"Lighting is everything," says Choi, who identifies bad lighting as one of the most common mistakes she's seen in proposal photos. "Natural light is the most flattering, but other kinds of lighting can also create a beautiful ambiance." Proposers, ask your photographer for their insight and try to schedule outdoor proposals for "later in the day when the sun is low for soft, even light or at sunset," she says.
For indoor proposals, the ideal positioning has you both facing a window with the natural light shining on you. Additionally, "soft lighting, such as string or bulb lights, lots of candles or cool lamps and chandeliers can give a romantic feel whether you plan to propose outdoors or indoors," Choi says.
Embrace the Ugly Crying
This one's also for both of you: Mary and Justin agree your biggest hope for your photos should be the capturing of "truly candid and truly raw emotions." Though, "it's natural to want to keep your composure because you're getting your photo taken and you want to look your best," says Choi. "But you'll want to relive how you actually felt in that moment through your photos." So, stop stressing about what your hair looks like or whether your nails are done (maybe generally have your nails done if you suspect a proposal is nigh). "Ugly cry away!" Choi says. "The best proposal photos are the ones that are genuine."
Have your photographer encourage you to hold on to that emotion with simple poses and prompts (nothing too demanding during this overwhelming time), instructs Mary. "So like, 'Okay, I want you guys to put your foreheads together, and go back and forth telling each other what you're most excited about for the wedding,'" she says, "Keep them in that, 'Oh my gosh, this is happening!' bubble and feeling that real emotion."
Whatever you do, please don't attempt to "recreate" the proposal for vanity's sake. "I've seen enough of this to think it's worth warning against," Mary says.
Bring a JLo Kit

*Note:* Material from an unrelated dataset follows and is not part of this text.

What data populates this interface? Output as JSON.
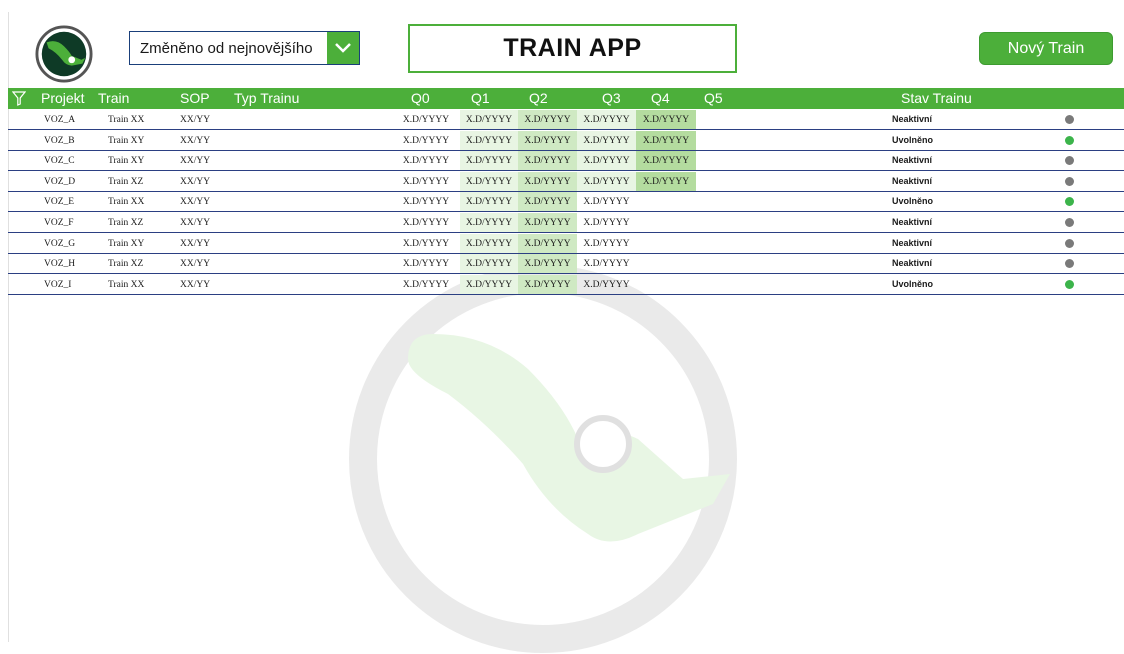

Think Jennifer Lopez's emergency bag in The Wedding Planner. Justin and Mary have their own JLo kit with tissues, makeup, a little mirror, Tide to Go pens, Shout wipes, sewing kits, fashion tape, Tylenol, nylon spray, extra batteries, iPhone charger, blister balm, a flashlight, and more. If you're proposing and you know your true love would appreciate the courtesy of a nose wipe before too many pictures are snapped, stash a kit in the car or with your photographer. But again, don't stress too much about it, "Happy tears make for great photos, too," say James and Jess. (See tip No. 5.)
Take Some Alone Time to Unplug
When the gang's all here, it's easy to turn your proposal into an impromptu engagement session, but don't overdo it. "A few posed photos are okay, but I wouldn't do a full engagement shoot because there's going to be so much going on," says Justin. James and Jess recommend only about 10 to 15 minutes of immediate shooting "while emotions are high." This time is "more about letting them soak it all in and documenting that than getting that absolutely perfect portrait," says Choi.
That goes for the newly engaged couple, as well. "Don't be so focused on getting that perfect Instagram photo or writing the perfect caption that you miss living it," says Mary, who advises waiting at least an hour before announcing anything on social media. "Otherwise, you're going to get frustrated and make him or her be an Instragram husband or wife way too soon."
If you're proposing with family and friends present, ask them to put away their phones, says Choi. "That way, they'll be completely present. It'll be so much more special to see your loved one's reactions in your photos instead of seeing phones in their faces."
Finally, ask your photographer to give you a few minutes alone before any more shooting takes place. "Say, 'Unless I'm ushering you over, don't rush to show yourself,'" advises Mary. "In the same way you shouldn't ruin the moment getting a picture for Facebook, don't let the photographer be the one to cut it short. That rush is a fleeting feeling. Hold onto it as long as possible."